Tombs with city depictions
Although Pinara was an important Lycian city, one of six having 3 votes in the Lycian League, there is little reason to make the struggle of getting out here.
The ruins of Pinara are less impressive than other Lycian sites, and there is quite a bit of walk between the most interesting parts. The royal tombs here have unique features, which makes a visit worthwhile for enthusiasts: carvings showing cities with four walls, gates, houses tombs and one or two humans.
The structure surviving best is the theatre, and is interesting from one fact, that it never was modified by the Romans, preserving older layout and patterns.
There are clear remains of many other large structures here as well, but nothing that would intrigue most travellers.
Pinara's history is not terribly proud. It was among the first Lycian cities to surrender to Alexander the Great in the 4th century BCE, without putting up the least of resistance. Never again would it regain its independence and importance. It disappeared from history sometime in the 9th century CE when the region was part of the Byzantine Empire.
Opening hours are not strict; the area is unfenced. The admission fee is 3 lira.
There are no accommodation around here, but the nearby village of Eşen has a few restaurants.

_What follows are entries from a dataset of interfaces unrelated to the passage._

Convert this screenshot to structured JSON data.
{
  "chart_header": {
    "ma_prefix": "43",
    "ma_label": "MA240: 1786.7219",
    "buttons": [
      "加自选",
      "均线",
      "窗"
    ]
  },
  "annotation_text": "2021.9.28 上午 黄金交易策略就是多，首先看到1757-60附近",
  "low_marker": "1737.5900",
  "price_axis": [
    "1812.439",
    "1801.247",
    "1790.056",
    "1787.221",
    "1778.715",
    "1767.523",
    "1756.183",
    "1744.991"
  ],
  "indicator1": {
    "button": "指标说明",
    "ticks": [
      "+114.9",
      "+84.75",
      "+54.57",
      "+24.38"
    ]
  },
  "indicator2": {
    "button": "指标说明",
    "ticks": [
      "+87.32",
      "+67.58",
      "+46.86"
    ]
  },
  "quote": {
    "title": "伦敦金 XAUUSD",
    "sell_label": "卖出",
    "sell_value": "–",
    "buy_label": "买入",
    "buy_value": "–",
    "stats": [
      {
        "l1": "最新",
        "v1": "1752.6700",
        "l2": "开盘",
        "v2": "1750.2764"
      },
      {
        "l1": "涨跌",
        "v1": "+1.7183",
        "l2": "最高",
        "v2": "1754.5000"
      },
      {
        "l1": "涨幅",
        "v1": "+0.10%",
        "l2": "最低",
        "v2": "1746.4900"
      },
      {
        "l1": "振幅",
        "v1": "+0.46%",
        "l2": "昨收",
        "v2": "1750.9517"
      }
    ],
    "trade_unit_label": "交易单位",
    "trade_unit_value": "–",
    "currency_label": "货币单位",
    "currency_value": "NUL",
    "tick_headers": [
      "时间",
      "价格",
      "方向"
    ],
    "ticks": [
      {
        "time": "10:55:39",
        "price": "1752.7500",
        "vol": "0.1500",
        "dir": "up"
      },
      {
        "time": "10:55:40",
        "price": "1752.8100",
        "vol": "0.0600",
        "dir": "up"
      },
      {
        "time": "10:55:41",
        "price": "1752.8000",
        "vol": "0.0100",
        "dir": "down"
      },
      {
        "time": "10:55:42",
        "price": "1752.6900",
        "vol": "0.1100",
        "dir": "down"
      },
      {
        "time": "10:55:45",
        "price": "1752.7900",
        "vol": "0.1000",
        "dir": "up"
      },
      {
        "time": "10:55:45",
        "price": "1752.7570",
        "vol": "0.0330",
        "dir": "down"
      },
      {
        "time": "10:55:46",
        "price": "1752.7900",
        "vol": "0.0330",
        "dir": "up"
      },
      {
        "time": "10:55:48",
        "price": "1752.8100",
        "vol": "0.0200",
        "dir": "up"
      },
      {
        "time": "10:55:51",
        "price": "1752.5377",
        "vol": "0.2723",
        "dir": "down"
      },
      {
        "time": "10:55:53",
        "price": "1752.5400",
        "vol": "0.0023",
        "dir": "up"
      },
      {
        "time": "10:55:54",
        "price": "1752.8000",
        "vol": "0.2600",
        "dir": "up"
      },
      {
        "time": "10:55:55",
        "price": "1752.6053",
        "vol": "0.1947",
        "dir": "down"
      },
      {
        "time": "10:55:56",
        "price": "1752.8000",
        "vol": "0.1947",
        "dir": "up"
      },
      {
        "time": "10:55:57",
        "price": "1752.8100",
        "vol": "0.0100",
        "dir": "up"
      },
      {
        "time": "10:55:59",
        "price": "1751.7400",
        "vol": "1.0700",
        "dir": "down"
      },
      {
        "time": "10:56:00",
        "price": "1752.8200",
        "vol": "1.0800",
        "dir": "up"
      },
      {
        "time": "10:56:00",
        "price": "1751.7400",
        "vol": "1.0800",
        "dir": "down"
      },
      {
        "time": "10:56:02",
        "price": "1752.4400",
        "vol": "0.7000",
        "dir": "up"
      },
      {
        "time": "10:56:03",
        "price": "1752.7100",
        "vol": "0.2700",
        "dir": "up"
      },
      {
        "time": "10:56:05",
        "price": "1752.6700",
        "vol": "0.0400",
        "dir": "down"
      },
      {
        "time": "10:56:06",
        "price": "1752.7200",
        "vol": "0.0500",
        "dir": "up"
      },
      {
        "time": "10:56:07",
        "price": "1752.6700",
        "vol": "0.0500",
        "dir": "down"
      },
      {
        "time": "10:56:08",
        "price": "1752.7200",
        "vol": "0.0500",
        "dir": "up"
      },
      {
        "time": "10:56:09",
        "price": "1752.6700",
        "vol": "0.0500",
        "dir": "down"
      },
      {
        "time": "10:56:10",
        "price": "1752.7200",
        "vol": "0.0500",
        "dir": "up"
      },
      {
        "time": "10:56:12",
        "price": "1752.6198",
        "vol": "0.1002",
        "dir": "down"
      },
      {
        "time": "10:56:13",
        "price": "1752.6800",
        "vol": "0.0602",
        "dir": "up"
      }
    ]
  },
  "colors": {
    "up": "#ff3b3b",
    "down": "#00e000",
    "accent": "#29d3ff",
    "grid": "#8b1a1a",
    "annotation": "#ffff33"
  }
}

Getting out here is clearly best done with your own transport. Infrequent minibuses from Fethiye bring you within a 6 km of the site, so you need to arrange something on your own for the last leg.